- _Exercise brief_: Type the entries out once more. Match them exactly.

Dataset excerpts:
__________

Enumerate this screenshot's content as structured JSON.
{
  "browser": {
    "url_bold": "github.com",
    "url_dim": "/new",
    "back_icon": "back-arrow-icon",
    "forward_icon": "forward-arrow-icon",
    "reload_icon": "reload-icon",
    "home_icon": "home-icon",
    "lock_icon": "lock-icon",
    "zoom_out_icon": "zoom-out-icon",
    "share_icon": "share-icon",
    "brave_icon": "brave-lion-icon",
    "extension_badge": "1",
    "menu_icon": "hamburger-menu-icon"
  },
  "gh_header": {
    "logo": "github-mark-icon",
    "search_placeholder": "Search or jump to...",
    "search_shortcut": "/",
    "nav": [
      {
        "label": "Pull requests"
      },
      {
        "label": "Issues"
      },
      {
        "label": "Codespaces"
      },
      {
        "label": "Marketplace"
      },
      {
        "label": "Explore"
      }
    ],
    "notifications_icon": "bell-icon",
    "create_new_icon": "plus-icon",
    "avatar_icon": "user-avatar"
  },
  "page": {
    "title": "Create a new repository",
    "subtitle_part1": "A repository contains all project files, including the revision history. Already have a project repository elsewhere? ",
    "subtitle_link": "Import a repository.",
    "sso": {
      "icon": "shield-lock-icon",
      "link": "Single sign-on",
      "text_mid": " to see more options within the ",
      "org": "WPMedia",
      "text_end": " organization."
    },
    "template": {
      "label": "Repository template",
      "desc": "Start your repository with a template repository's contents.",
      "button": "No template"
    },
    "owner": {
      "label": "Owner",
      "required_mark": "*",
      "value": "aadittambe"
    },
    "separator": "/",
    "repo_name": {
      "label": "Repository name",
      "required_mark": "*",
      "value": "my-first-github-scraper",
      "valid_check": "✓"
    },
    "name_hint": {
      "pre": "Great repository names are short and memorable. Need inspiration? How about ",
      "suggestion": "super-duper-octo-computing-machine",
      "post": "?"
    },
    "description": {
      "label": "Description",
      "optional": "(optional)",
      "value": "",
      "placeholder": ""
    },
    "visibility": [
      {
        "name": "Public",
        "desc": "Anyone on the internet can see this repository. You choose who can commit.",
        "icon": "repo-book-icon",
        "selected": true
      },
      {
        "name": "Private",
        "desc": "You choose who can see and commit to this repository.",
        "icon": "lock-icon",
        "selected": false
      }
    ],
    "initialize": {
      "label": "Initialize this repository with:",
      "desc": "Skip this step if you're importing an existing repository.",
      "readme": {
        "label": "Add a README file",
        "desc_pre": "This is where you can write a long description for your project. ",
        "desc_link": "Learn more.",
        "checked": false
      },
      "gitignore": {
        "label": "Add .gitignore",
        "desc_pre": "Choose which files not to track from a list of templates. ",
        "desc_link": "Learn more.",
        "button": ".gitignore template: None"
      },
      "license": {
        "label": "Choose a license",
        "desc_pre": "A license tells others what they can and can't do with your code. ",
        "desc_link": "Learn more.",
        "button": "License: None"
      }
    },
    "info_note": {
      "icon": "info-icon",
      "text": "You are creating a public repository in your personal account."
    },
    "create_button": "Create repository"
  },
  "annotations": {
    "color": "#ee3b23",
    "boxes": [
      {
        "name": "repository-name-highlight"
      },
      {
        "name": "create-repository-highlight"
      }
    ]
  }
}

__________

- _Task result_:
Enumerate this screenshot's content as structured JSON.
{
  "browser": {
    "url_bold": "github.com",
    "url_dim": "/new",
    "back_icon": "back-arrow-icon",
    "forward_icon": "forward-arrow-icon",
    "reload_icon": "reload-icon",
    "home_icon": "home-icon",
    "lock_icon": "lock-icon",
    "zoom_out_icon": "zoom-out-icon",
    "share_icon": "share-icon",
    "brave_icon": "brave-lion-icon",
    "extension_badge": "1",
    "menu_icon": "hamburger-menu-icon"
  },
  "gh_header": {
    "logo": "github-mark-icon",
    "search_placeholder": "Search or jump to...",
    "search_shortcut": "/",
    "nav": [
      {
        "label": "Pull requests"
      },
      {
        "label": "Issues"
      },
      {
        "label": "Codespaces"
      },
      {
        "label": "Marketplace"
      },
      {
        "label": "Explore"
      }
    ],
    "notifications_icon": "bell-icon",
    "create_new_icon": "plus-icon",
    "avatar_icon": "user-avatar"
  },
  "page": {
    "title": "Create a new repository",
    "subtitle_part1": "A repository contains all project files, including the revision history. Already have a project repository elsewhere? ",
    "subtitle_link": "Import a repository.",
    "sso": {
      "icon": "shield-lock-icon",
      "link": "Single sign-on",
      "text_mid": " to see more options within the ",
      "org": "WPMedia",
      "text_end": " organization."
    },
    "template": {
      "label": "Repository template",
      "desc": "Start your repository with a template repository's contents.",
      "button": "No template"
    },
    "owner": {
      "label": "Owner",
      "required_mark": "*",
      "value": "aadittambe"
    },
    "separator": "/",
    "repo_name": {
      "label": "Repository name",
      "required_mark": "*",
      "value": "my-first-github-scraper",
      "valid_check": "✓"
    },
    "name_hint": {
      "pre": "Great repository names are short and memorable. Need inspiration? How about ",
      "suggestion": "super-duper-octo-computing-machine",
      "post": "?"
    },
    "description": {
      "label": "Description",
      "optional": "(optional)",
      "value": "",
      "placeholder": ""
    },
    "visibility": [
      {
        "name": "Public",
        "desc": "Anyone on the internet can see this repository. You choose who can commit.",
        "icon": "repo-book-icon",
        "selected": true
      },
      {
        "name": "Private",
        "desc": "You choose who can see and commit to this repository.",
        "icon": "lock-icon",
        "selected": false
      }
    ],
    "initialize": {
      "label": "Initialize this repository with:",
      "desc": "Skip this step if you're importing an existing repository.",
      "readme": {
        "label": "Add a README file",
        "desc_pre": "This is where you can write a long description for your project. ",
        "desc_link": "Learn more.",
        "checked": false
      },
      "gitignore": {
        "label": "Add .gitignore",
        "desc_pre": "Choose which files not to track from a list of templates. ",
        "desc_link": "Learn more.",
        "button": ".gitignore template: None"
      },
      "license": {
        "label": "Choose a license",
        "desc_pre": "A license tells others what they can and can't do with your code. ",
        "desc_link": "Learn more.",
        "button": "License: None"
      }
    },
    "info_note": {
      "icon": "info-icon",
      "text": "You are creating a public repository in your personal account."
    },
    "create_button": "Create repository"
  },
  "annotations": {
    "color": "#ee3b23",
    "boxes": [
      {
        "name": "repository-name-highlight"
      },
      {
        "name": "create-repository-highlight"
      }
    ]
  }
}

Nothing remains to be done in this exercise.